    Originally posted by Chris
    Am I remembering incorrectly, or didn't windows update get nailed by Code Red because they hadn't patched it?
    Sounds familiar. It's been long enough that I don't remember specifics off the top of my head, though.

    I don't think you are wildly speculating at all, since by that same token, any patch bearing website could be owned and you could DL trojaned patches/updates.
    Exactly... As long as you can sign them, the OS (or, more specifically in this case, ActiveX control) will assume they're good and install them.

    How about this as a hypothetical situation: France does not permit encryption for civilian use. Assuming that Windows Update operates without encryption on French-language versions of Windows (which must suck if you live in, say, Senegal or Canada), someone does a pcap of a WU session on a French release, and compares it to one of the US English release. Taking the two streams side-by-side would be useful in understanding the encryption of the US version, if not others.

    (Note: It's probably safe to assume that Microsoft has dispensation from the French government to allow crypto in Windows Update; if they didn't, someone would almost certainly have done this by now. But this is entriely hypothetical, after all.)

    What to do with the presumably-cleartext stream from the French version should be pretty straightforward: locate the keys used to sign the package and extract them, then figure out how to forge a signature well enough that it passes through the WU ActiveX control and allows a package to be installed. Granted, this is easier said than done but does demonstrate that the basic principles behind installing bogus updates aren't reaching into the realms of science fiction.

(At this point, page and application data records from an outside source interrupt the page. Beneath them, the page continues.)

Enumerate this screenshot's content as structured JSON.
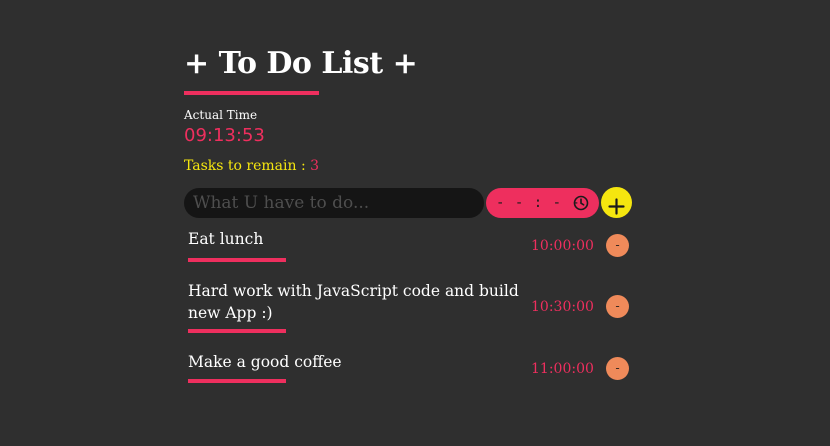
{
  "header": {
    "title": "+ To Do List +"
  },
  "clock": {
    "label": "Actual Time",
    "value": "09:13:53"
  },
  "remaining": {
    "label": "Tasks to remain",
    "separator": " : ",
    "count": "3"
  },
  "form": {
    "task_placeholder": "What U have to do...",
    "task_value": "",
    "time_placeholder": "- - : - -",
    "add_label": "+"
  },
  "tasks": [
    {
      "text": "Eat lunch",
      "time": "10:00:00",
      "remove_label": "-"
    },
    {
      "text": "Hard work with JavaScript code and build new App :)",
      "time": "10:30:00",
      "remove_label": "-"
    },
    {
      "text": "Make a good coffee",
      "time": "11:00:00",
      "remove_label": "-"
    }
  ],
  "icons": {
    "time_input": "clock-icon",
    "add": "plus-icon"
  },
  "colors": {
    "background": "#2f2f2f",
    "accent": "#ee2f5e",
    "highlight": "#f5e60f",
    "remove_button": "#ef8a5a",
    "input_background": "#151515"
  }
}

    Also, I believe that WU stores the IP address (not DNS name) of the WU server it should contact first in the ActiveX control in an encrypted format. Replace that (see: another mass-mailing worm) and there's a lot of potential for huge damage.